● **TRY IT**
Determine how many lines below contain the word "icon", then write that number by itself.

(Dataset rows describing interfaces)
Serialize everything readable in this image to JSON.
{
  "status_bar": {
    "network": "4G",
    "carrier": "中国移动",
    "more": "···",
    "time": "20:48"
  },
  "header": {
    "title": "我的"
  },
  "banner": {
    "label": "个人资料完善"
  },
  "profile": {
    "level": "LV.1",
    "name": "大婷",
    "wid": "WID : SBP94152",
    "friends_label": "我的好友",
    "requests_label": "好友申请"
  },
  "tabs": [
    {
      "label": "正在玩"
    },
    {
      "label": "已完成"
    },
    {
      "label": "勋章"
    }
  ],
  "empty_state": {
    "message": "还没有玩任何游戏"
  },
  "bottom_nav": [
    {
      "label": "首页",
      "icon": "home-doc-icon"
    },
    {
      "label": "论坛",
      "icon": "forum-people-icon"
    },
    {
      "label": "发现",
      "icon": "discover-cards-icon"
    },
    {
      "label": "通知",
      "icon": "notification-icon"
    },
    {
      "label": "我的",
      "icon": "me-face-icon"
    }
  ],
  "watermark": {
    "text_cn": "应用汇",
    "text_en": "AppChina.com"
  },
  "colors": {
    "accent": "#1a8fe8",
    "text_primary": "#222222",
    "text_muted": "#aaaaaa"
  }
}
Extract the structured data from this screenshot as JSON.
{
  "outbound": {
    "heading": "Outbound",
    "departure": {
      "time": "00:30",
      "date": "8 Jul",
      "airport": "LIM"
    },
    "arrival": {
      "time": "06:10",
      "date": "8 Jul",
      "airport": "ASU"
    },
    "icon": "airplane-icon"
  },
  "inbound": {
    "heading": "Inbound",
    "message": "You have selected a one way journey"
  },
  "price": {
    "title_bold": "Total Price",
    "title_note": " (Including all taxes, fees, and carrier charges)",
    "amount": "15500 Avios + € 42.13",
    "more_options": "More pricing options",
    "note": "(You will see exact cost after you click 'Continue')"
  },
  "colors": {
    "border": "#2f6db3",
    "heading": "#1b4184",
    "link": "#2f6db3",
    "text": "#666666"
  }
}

● **EXPECTED ANSWER**
6